Like most VCs, we often review dozens of deals each week. We have developed a funnel that enables us to quickly eliminate those that do not fit our general investment criteria (e.g. industry, stage, model).
The deals that survive this initial culling process are subjected to much greater scrutiny and due diligence. This process includes a thorough review of the deck, financial statements and projections; discussions with the founders, customers and other investors; and a review of third-party information relevant to the company, its product and industry. Companies are eliminated from further consideration during various stages of this process and, in the end, we ultimately invest in a small percentage of the deals we review.
When we decide not to invest in a company, we always take the time to explain to the founders the reasons for our decision.

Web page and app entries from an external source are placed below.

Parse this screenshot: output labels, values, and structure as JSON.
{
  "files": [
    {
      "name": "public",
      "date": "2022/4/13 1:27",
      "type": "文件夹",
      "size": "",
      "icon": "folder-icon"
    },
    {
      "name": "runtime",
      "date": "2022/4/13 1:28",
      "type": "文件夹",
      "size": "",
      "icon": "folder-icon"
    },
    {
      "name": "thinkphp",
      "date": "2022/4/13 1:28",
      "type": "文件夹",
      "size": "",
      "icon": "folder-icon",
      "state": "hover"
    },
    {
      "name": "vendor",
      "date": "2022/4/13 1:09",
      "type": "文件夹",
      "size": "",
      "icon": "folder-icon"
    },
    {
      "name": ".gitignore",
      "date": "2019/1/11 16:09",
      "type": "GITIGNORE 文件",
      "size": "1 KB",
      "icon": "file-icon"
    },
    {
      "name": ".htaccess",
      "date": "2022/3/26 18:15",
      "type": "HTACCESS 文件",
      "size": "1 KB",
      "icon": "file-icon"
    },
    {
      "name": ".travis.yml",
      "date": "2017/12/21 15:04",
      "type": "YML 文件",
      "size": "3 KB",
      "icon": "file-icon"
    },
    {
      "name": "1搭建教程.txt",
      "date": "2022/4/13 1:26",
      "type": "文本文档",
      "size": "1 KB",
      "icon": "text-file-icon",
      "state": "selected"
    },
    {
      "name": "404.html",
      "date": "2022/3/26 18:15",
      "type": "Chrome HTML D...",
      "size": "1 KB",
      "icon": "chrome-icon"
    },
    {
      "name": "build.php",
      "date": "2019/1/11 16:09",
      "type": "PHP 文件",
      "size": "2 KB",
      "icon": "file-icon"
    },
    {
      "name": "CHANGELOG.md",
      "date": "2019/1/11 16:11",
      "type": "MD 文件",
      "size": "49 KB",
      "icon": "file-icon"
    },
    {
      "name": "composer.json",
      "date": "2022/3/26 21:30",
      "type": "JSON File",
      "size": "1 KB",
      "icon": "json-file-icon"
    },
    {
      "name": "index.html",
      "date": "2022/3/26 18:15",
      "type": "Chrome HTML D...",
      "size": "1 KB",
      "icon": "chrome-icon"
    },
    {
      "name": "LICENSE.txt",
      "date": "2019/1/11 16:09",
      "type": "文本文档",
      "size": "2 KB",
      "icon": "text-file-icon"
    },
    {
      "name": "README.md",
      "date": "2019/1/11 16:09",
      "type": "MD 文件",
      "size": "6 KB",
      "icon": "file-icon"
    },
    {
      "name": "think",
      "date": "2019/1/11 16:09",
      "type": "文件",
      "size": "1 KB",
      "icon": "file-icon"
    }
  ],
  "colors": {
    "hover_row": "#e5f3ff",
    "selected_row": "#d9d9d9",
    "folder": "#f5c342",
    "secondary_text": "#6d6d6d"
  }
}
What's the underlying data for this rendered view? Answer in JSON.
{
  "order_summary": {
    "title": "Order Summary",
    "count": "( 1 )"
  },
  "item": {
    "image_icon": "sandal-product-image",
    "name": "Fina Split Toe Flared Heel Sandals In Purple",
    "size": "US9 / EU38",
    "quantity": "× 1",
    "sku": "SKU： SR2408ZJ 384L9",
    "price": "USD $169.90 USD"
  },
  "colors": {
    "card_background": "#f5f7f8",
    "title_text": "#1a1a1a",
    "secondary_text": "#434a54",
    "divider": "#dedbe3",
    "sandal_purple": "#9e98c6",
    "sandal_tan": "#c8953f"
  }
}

The purpose of this article is to provide a review of the 11 most common reasons why we choose not to invest in companies in hopes that some founders will find it helpful in improving their chances of raising capital.

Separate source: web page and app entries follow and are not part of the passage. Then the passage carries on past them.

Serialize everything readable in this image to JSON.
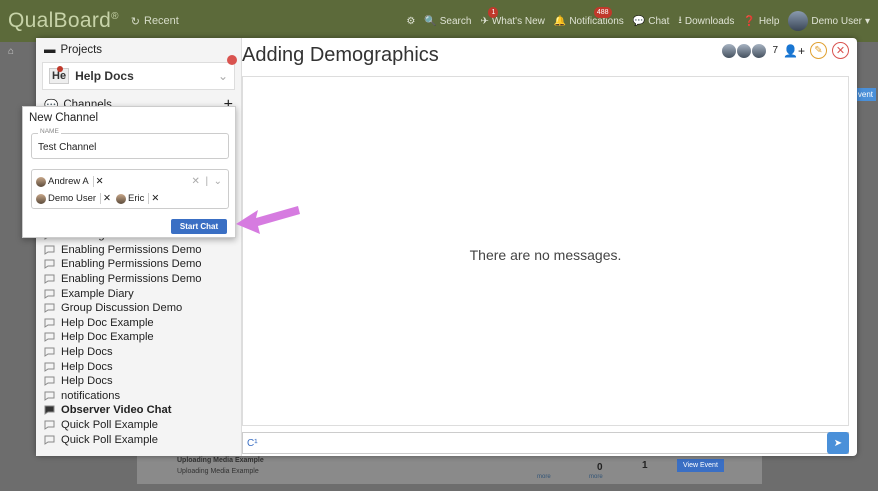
{
  "topbar": {
    "logo": "QualBoard",
    "reg": "®",
    "recent": "Recent",
    "search": "Search",
    "whats_new": "What's New",
    "whats_new_badge": "1",
    "notifications": "Notifications",
    "notifications_badge": "488",
    "chat": "Chat",
    "downloads": "Downloads",
    "help": "Help",
    "user": "Demo User"
  },
  "modal": {
    "projects_label": "Projects",
    "project_abbr": "He",
    "project_name": "Help Docs",
    "channels_label": "Channels",
    "title": "Adding Demographics",
    "participant_count": "7",
    "empty_message": "There are no messages."
  },
  "new_channel": {
    "title": "New Channel",
    "name_legend": "NAME",
    "name_value": "Test Channel",
    "members": [
      {
        "name": "Andrew A"
      },
      {
        "name": "Demo User"
      },
      {
        "name": "Eric"
      }
    ],
    "start_label": "Start Chat"
  },
  "channels": [
    {
      "name": "Enabling Permissions Demo",
      "bold": false
    },
    {
      "name": "Enabling Permissions Demo",
      "bold": false
    },
    {
      "name": "Enabling Permissions Demo",
      "bold": false
    },
    {
      "name": "Enabling Permissions Demo",
      "bold": false
    },
    {
      "name": "Example Diary",
      "bold": false
    },
    {
      "name": "Group Discussion Demo",
      "bold": false
    },
    {
      "name": "Help Doc Example",
      "bold": false
    },
    {
      "name": "Help Doc Example",
      "bold": false
    },
    {
      "name": "Help Docs",
      "bold": false
    },
    {
      "name": "Help Docs",
      "bold": false
    },
    {
      "name": "Help Docs",
      "bold": false
    },
    {
      "name": "notifications",
      "bold": false
    },
    {
      "name": "Observer Video Chat",
      "bold": true
    },
    {
      "name": "Quick Poll Example",
      "bold": false
    },
    {
      "name": "Quick Poll Example",
      "bold": false
    }
  ],
  "background": {
    "upload_title": "Uploading Media Example",
    "upload_sub": "Uploading Media Example",
    "count0": "0",
    "count1": "1",
    "more1": "more",
    "more2": "more",
    "view_event": "View Event",
    "event_partial": "vent"
  },
  "colors": {
    "topbar": "#5c6a3a",
    "accent": "#3a6fc4",
    "arrow": "#d67be0",
    "alert": "#d9534f"
  }
}
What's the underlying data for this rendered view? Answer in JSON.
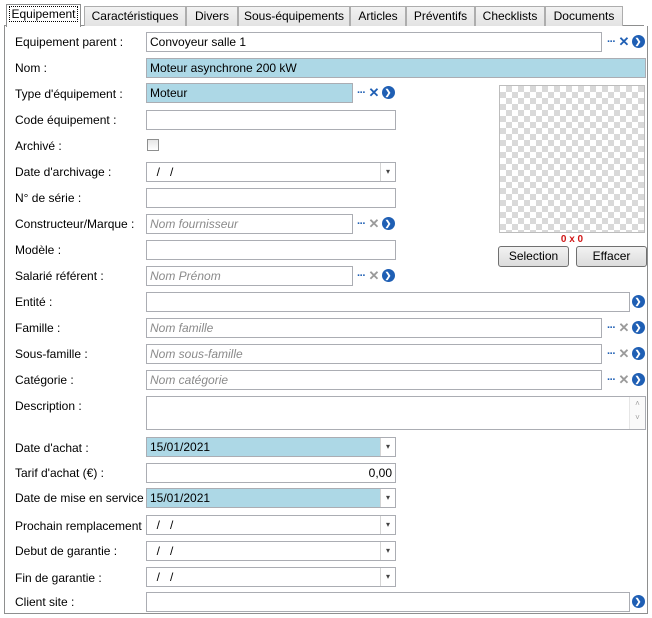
{
  "tabs": [
    "Equipement",
    "Caractéristiques",
    "Divers",
    "Sous-équipements",
    "Articles",
    "Préventifs",
    "Checklists",
    "Documents"
  ],
  "labels": {
    "equipement_parent": "Equipement parent :",
    "nom": "Nom :",
    "type": "Type d'équipement :",
    "code": "Code équipement :",
    "archive": "Archivé :",
    "date_archivage": "Date d'archivage :",
    "serie": "N° de série :",
    "constructeur": "Constructeur/Marque :",
    "modele": "Modèle :",
    "salarie": "Salarié référent :",
    "entite": "Entité :",
    "famille": "Famille :",
    "sous_famille": "Sous-famille :",
    "categorie": "Catégorie :",
    "description": "Description :",
    "date_achat": "Date d'achat :",
    "tarif": "Tarif d'achat (€) :",
    "date_service": "Date de mise en service :",
    "prochain": "Prochain remplacement :",
    "debut_garantie": "Debut de garantie :",
    "fin_garantie": "Fin de garantie :",
    "client_site": "Client site :"
  },
  "values": {
    "equipement_parent": "Convoyeur salle 1",
    "nom": "Moteur asynchrone 200 kW",
    "type": "Moteur",
    "code": "",
    "date_archivage": "  /   /",
    "serie": "",
    "constructeur_placeholder": "Nom fournisseur",
    "modele": "",
    "salarie_placeholder": "Nom Prénom",
    "entite": "",
    "famille_placeholder": "Nom famille",
    "sous_famille_placeholder": "Nom sous-famille",
    "categorie_placeholder": "Nom catégorie",
    "description": "",
    "date_achat": "15/01/2021",
    "tarif": "0,00",
    "date_service": "15/01/2021",
    "prochain": "  /   /",
    "debut_garantie": "  /   /",
    "fin_garantie": "  /   /",
    "client_site": ""
  },
  "archive_checked": false,
  "photo": {
    "dims": "0 x 0",
    "select_label": "Selection",
    "clear_label": "Effacer"
  },
  "icons": {
    "dots": "···",
    "clear": "✕",
    "go": "❯",
    "dropdown": "▾",
    "scroll_up": "˄",
    "scroll_down": "˅"
  },
  "colors": {
    "highlight": "#add8e6",
    "accent": "#1f5fb4",
    "dims": "#d01818"
  }
}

Lack of transparency/candor. If we detect that a founder is not being forthright, we immediately lose interest. Venture investing is based on relationships; being opaque makes for an inauspicious beginning of a relationship. Read the full story here.